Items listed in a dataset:
++++++++++

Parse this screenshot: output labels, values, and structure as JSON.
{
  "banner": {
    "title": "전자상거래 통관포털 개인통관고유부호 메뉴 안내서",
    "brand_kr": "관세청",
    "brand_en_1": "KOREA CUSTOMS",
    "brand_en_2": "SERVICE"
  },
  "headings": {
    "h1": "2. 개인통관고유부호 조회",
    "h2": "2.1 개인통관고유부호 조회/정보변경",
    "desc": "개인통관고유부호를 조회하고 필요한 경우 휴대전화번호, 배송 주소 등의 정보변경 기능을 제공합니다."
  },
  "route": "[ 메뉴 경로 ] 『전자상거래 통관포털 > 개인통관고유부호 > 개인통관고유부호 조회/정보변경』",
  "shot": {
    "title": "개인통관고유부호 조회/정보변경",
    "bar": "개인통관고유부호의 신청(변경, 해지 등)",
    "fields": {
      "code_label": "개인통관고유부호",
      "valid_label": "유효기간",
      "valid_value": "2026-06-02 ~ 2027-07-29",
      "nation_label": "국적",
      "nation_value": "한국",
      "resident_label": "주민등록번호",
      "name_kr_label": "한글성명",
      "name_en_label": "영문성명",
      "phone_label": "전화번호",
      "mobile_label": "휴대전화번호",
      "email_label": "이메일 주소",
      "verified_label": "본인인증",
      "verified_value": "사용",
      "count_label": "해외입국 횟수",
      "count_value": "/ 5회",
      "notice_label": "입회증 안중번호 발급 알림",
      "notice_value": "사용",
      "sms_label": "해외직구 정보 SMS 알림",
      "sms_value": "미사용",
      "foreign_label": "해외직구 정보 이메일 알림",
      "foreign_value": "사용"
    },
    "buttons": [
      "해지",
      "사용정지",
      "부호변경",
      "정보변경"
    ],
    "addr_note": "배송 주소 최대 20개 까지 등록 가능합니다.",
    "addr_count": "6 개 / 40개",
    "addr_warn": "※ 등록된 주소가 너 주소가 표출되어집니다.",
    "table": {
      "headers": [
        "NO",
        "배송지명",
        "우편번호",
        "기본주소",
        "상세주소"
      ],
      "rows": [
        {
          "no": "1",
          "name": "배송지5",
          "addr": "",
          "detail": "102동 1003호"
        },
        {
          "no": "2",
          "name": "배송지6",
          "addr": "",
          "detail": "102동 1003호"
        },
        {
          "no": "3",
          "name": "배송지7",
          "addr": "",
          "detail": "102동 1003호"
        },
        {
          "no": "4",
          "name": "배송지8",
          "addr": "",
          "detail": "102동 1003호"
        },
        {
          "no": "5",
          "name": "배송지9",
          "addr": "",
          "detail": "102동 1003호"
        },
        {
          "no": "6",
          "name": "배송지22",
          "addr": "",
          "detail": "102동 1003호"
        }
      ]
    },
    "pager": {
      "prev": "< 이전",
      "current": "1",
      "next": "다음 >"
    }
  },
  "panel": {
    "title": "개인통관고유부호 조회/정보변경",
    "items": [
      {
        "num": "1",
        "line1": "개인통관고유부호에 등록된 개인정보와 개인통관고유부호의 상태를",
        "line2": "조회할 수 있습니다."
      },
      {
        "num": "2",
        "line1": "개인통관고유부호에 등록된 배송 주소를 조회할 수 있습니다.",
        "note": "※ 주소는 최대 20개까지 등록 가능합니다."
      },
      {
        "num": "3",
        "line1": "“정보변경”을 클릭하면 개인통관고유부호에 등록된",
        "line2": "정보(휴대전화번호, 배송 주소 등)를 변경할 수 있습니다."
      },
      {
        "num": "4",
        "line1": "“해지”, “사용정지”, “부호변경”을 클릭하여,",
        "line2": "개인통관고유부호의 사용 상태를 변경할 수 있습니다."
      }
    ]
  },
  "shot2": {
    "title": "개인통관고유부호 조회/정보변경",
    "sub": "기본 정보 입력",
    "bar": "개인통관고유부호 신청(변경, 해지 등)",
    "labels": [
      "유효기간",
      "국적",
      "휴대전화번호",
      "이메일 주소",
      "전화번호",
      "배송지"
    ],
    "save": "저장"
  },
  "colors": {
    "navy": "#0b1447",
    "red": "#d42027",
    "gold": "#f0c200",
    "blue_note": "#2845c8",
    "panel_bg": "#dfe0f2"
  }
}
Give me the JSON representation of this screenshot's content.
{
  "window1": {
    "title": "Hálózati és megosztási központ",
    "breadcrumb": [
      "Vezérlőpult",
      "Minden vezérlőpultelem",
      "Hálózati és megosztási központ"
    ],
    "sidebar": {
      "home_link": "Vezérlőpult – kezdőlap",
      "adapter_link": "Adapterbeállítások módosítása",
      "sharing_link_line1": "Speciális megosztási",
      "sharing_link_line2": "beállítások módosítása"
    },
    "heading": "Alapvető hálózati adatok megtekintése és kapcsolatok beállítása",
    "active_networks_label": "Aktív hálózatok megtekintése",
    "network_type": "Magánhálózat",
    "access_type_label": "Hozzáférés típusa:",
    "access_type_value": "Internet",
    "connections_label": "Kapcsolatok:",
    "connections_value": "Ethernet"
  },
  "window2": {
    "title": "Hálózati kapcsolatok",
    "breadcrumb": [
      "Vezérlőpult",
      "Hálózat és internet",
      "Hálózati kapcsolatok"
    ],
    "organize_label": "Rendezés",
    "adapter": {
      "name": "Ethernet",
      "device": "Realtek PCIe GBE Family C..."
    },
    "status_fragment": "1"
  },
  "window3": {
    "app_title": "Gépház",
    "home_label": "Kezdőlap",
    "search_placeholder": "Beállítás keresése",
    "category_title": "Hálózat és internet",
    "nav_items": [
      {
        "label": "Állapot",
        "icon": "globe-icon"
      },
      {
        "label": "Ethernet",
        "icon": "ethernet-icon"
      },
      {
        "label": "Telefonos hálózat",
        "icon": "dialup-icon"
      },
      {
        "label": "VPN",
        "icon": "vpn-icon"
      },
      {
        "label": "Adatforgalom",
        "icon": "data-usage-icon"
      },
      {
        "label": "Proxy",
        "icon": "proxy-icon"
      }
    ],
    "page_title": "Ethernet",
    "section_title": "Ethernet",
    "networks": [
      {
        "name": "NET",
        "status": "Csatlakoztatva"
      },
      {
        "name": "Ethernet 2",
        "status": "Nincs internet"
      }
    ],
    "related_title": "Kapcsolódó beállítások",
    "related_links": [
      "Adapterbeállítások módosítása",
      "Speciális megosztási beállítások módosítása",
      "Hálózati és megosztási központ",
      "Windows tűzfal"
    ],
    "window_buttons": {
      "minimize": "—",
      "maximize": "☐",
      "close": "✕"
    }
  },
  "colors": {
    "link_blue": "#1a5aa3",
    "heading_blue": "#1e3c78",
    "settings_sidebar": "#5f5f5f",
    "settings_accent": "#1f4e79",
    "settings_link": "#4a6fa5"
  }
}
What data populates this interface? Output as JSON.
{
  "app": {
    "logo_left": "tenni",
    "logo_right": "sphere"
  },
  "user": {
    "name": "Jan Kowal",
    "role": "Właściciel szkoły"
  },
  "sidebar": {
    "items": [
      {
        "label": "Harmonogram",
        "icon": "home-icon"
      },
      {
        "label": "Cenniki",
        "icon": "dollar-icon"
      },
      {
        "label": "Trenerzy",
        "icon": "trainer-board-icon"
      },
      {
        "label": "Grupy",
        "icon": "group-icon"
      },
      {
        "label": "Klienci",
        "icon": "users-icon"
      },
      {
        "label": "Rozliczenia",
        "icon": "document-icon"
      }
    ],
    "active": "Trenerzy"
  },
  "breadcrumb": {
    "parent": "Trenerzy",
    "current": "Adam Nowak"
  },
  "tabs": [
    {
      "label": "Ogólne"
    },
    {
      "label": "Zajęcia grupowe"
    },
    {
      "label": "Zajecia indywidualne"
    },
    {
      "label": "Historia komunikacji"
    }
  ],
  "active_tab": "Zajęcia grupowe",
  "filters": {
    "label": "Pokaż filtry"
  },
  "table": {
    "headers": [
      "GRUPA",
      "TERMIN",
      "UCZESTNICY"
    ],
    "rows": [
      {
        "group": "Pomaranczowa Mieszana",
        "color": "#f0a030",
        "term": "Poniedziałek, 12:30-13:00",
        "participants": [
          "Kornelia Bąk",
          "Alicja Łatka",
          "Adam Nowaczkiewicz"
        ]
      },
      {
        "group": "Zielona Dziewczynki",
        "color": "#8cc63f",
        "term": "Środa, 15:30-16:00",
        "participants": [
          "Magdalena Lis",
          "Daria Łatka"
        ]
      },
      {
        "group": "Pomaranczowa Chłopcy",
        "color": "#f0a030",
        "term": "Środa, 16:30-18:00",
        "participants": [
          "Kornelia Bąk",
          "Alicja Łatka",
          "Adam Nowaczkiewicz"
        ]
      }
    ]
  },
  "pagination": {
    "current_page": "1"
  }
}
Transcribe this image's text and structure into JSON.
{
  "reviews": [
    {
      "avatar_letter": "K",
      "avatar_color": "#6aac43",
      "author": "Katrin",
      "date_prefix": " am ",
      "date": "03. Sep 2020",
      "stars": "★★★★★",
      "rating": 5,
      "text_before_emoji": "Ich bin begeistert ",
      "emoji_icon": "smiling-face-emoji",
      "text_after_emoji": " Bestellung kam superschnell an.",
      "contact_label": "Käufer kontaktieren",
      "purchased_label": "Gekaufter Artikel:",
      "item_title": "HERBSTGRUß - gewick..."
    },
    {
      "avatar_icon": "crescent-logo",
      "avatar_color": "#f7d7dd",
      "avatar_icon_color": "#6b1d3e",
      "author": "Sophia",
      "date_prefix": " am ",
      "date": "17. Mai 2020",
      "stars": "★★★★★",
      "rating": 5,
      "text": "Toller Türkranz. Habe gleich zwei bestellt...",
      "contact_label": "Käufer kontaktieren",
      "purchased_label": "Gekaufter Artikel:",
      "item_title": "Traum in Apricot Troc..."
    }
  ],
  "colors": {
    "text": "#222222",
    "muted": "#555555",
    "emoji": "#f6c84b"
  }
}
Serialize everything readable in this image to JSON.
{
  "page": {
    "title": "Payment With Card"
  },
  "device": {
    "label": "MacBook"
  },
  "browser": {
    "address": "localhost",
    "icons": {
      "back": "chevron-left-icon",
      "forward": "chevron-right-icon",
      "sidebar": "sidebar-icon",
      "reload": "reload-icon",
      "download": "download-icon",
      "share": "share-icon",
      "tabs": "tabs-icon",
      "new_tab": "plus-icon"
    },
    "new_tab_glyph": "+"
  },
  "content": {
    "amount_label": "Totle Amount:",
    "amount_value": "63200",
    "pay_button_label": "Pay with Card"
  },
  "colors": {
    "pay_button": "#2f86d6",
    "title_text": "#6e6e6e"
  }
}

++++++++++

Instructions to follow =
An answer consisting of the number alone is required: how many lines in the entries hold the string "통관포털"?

Answer to this task =
2